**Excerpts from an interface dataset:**
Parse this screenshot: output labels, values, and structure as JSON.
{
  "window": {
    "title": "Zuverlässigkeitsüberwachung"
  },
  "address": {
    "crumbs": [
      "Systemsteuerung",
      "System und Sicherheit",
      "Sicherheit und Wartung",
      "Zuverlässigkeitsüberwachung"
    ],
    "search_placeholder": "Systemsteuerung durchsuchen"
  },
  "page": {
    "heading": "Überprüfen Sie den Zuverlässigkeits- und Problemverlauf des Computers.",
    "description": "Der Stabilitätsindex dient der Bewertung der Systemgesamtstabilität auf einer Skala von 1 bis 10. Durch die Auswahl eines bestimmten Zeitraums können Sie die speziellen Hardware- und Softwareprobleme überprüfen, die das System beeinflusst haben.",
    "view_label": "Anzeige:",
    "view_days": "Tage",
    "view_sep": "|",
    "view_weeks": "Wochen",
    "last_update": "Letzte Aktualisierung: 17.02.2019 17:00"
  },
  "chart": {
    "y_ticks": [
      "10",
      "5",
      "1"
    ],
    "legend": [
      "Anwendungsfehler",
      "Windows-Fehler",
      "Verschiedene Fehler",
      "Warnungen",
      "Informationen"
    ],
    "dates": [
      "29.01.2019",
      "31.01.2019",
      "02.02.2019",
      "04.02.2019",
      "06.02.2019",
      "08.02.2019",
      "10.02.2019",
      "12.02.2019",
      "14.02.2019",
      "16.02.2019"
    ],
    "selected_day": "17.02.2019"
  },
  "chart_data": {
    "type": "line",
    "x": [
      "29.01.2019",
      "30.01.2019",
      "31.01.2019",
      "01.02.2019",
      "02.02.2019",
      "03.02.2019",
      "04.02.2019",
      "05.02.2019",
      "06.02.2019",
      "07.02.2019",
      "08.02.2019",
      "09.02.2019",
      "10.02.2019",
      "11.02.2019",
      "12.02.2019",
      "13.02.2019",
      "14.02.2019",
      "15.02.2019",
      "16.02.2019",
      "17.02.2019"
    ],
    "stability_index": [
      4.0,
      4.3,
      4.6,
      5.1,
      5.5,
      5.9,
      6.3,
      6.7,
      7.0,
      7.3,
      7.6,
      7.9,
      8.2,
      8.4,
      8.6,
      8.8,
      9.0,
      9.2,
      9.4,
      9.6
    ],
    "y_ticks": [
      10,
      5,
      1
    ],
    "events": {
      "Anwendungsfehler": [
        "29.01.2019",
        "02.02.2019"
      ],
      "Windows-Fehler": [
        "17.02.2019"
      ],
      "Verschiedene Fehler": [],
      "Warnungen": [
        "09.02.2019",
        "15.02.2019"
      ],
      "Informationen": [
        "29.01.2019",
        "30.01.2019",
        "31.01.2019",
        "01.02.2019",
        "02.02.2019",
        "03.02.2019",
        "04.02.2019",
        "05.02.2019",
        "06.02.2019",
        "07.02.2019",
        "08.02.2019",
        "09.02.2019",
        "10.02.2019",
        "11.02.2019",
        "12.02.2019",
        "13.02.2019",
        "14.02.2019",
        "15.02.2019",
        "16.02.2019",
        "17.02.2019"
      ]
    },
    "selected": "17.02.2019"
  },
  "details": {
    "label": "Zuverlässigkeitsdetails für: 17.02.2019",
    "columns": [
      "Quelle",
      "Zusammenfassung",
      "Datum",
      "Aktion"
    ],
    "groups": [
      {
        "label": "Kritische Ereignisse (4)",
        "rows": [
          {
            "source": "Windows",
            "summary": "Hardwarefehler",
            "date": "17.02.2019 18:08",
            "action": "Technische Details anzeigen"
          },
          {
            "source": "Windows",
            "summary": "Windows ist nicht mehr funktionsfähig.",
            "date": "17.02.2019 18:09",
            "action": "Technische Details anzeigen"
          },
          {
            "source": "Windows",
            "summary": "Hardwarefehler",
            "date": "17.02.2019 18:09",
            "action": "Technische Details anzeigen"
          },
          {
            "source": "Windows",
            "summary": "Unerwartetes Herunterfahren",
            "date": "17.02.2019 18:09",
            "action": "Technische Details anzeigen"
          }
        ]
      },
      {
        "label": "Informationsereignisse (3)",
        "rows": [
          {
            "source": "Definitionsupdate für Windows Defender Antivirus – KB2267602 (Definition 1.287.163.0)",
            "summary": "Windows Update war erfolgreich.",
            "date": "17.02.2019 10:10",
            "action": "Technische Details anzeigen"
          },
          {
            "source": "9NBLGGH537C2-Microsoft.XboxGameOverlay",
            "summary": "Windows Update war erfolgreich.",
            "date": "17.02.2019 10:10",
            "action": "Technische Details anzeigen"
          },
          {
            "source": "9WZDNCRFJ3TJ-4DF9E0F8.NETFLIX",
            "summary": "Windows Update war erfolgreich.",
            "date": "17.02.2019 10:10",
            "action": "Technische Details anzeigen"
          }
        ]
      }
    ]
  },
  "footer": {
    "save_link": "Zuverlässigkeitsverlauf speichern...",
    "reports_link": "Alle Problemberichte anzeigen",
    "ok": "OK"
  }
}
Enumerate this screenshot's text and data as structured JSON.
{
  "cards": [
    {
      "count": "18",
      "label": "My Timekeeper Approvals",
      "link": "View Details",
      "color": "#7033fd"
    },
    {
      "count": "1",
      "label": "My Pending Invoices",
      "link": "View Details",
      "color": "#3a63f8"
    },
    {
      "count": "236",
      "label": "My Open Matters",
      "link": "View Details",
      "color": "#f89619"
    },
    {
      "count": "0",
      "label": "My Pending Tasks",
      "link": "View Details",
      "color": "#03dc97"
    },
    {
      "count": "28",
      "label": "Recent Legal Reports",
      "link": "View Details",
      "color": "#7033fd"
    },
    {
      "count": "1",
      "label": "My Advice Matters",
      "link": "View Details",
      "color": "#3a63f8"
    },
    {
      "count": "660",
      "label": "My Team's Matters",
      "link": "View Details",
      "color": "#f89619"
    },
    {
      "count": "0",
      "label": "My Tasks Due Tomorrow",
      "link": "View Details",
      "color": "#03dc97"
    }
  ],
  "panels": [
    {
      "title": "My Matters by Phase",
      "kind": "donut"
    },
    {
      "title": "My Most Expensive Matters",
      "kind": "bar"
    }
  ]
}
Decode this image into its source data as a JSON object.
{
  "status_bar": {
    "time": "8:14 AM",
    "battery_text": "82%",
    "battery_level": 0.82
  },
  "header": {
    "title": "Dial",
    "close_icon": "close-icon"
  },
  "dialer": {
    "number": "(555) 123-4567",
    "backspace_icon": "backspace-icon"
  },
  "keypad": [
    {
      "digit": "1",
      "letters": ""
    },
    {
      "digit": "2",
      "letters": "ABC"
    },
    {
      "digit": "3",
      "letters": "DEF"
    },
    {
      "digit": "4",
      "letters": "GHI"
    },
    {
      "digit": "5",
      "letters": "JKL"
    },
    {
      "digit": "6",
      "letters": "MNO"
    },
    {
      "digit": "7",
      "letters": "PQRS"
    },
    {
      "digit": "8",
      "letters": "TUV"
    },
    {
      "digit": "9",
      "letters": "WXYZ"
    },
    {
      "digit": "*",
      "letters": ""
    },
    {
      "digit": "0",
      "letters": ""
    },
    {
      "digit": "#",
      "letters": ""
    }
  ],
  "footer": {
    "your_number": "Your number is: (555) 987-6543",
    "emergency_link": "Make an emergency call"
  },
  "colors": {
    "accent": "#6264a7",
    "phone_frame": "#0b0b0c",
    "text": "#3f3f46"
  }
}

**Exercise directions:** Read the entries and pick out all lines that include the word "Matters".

**Response for this exercise:**
      "label": "My Open Matters",
      "label": "My Advice Matters",
      "label": "My Team's Matters",
      "title": "My Matters by Phase",
      "title": "My Most Expensive Matters",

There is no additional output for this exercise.